“You know, if you look up Scripps Spelling Bee winners they’re always crazy successful. I thought the funny button would be, what if the winner didn’t amount to anything? And when I went back to the idea, I decided to flesh it out as a feature. And to answer the questions of, what would be the reason she wouldn’t achieve success? And it would be her family, her relationships, being tied to her hometown. So that’s what my movie explores.”
The first day of shooting just happened to be this day.
Ritesh Rajan’s character came to her naturally,

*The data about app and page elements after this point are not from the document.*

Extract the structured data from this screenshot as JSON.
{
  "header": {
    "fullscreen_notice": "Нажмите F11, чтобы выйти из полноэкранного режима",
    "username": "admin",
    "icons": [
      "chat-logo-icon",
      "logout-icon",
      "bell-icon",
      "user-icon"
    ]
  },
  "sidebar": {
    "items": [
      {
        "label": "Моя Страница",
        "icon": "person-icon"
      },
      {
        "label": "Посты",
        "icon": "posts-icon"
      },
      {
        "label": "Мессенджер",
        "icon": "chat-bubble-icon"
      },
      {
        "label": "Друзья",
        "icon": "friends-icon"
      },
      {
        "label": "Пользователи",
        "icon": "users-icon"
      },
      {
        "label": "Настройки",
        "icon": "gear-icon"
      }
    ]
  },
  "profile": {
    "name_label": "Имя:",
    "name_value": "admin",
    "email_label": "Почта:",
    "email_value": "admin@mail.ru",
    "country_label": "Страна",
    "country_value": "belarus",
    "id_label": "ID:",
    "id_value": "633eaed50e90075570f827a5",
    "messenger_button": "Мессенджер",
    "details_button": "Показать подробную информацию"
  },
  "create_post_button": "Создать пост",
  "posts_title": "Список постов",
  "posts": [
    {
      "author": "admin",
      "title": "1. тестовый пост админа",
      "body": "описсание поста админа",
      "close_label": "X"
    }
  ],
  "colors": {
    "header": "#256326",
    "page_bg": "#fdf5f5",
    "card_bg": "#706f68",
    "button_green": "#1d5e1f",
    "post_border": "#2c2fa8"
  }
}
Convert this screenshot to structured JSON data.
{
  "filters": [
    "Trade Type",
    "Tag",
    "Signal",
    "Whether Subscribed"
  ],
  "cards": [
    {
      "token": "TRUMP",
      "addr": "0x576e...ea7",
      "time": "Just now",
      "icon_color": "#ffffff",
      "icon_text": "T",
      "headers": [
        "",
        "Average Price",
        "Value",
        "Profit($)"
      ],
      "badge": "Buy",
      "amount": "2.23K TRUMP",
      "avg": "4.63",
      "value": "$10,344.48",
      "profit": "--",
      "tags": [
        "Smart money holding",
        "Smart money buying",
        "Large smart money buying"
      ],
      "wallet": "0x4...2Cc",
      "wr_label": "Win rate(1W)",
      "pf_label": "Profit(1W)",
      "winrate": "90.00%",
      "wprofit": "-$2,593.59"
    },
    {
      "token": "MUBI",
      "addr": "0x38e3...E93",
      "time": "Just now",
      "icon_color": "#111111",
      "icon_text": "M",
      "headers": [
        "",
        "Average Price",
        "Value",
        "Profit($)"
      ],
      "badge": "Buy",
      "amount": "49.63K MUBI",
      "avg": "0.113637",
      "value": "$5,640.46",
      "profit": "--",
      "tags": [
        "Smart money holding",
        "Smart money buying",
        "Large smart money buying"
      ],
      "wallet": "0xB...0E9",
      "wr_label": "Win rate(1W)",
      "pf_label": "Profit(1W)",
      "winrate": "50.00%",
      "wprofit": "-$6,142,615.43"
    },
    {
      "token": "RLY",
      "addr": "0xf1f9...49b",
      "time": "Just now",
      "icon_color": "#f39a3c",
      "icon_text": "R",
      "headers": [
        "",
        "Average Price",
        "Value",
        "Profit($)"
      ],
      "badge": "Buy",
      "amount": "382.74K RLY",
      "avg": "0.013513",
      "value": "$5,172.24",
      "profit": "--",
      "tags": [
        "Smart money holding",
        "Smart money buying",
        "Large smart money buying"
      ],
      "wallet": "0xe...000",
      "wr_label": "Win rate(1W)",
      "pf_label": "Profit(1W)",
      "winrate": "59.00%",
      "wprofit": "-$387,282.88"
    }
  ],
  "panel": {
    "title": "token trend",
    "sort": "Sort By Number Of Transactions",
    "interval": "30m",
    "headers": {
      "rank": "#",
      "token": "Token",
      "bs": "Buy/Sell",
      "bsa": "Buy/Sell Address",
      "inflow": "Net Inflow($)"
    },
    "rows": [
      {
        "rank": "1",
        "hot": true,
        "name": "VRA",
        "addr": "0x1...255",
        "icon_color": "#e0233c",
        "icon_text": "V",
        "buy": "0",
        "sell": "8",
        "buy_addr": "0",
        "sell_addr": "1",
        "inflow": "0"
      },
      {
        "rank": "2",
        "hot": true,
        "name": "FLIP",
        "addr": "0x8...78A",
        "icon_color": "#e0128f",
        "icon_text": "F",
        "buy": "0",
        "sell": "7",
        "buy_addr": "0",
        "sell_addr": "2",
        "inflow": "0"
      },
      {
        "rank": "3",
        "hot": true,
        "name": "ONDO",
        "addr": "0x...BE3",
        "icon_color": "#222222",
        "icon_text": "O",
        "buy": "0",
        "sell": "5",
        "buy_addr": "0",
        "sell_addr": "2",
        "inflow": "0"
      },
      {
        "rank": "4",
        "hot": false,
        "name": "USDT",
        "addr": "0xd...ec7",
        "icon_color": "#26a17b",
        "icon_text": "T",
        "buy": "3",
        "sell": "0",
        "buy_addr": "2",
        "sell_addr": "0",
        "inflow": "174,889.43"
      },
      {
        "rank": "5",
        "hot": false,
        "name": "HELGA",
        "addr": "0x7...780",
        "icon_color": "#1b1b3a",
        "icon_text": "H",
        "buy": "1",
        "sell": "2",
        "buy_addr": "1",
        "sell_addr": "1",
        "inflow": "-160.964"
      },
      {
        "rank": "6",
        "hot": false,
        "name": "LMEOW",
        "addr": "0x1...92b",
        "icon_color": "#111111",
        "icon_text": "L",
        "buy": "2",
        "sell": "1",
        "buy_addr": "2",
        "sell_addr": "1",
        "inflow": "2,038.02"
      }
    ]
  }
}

“I grew up in a pretty big Indian community and as we were growing up, we realized amongst ourselves that there were people we knew that had mental illness. And the adults would be like, ‘Oh why did Raj run away? He has everything he needs. We feed him! He gets straight A’s.’ And we’re like, dude, he’s depressed. And the parents would just not talk about it.”
Ritesh chimes in,
“It’s all the important things to them. Good grades.”
With “Definition Please,” Sujata ripped off the band-aid and exposed a family who goes through shit, like everyone else. They just happen to be Indian-American. She showed a South Asian American woman who does whatever she wants. She has sex in a car with Jake Choi. She drinks with her best friend. She has full control over her body and her choices. It’ll be a new sight to see for most people, but it’s just another day for women like me.
To say Monica is an authentic representation of our life as South Asian women is an understatement. Far too many times we see women in our community turn down dream jobs, stay at home to help their parents, and hesitate to dream too big – because if we do, the feeling of being selfish or betraying our parent’s wishes is too much to bear.
We meet Monica at a crossroads. She has her dream job waiting for her but she also knows her mother is sick and her brother needs help. To think of what she wants would be a sin.
But Monica is still her own person. She is not the victim. She is unapologetic, layered, sexually liberated, and lives a normal American life. Sujata is showing everyone that South Asian women are just as messy, loving, and confused as every other woman in her late 20s. Again, this just isn’t seen in Western media.
For those who don’t want a major plot of “Definition Please” to be revealed, turn back now. Spoilers abound. Don’t say we didn’t warn you.
As their family’s manner of living is disrupted by Sonny’s breakdowns and extreme mood swings, they are finally faced with the truth: the mystery behind Sonny was his untreated bipolar disorder. Suddenly, everything makes sense.
I asked Ritesh how he prepared for this role, completely different from his body of work:
“I did a lot of homework from the medical aspect, beyond script and character analysis. For me I really wanted to be authentic and portray a South Asian character going through mental illness. You know, mental health in our community… It’s pretty neglected. I was able to talk to a lot of psychiatrists and doctors. I read books, did research, all of that. Borderline personality disorder is what the character is experiencing and I was figuring out how that played into the South Asian experience. It’s not like, ‘Oh. My son is sick, lets get him the help he needs.’ It’s ‘Oh my son is sick. Now let’s ignore it, let’s run in the opposite direction of what he needs. Or pacify or exacerbate or coddle him.’ Now with all of that, I had to sort out how it plays culturally and socially. His friends and with his relationship with his family. So it was taking what was on the page, taking my own experiences, and finding a balance between the two of them.”
Monica says to Sonny after an intense doctor’s visit,
“I love you so fucking much. And then this thing, this invisible disease just took over and I felt like the old you died. And some stranger took your place.”
This is something I’ve said verbatim to a loved one. It gives the movie the peace we all waited to receive.
In short, “Definition, Please” is a look into the lives of a South Asian American family that doesn’t fit into the model minority myth. Sujata Day has given us an intimate look behind closed doors and dealing with the shit head-on. This movie was a look into my home life, and I am thankful to finally see that onscreen.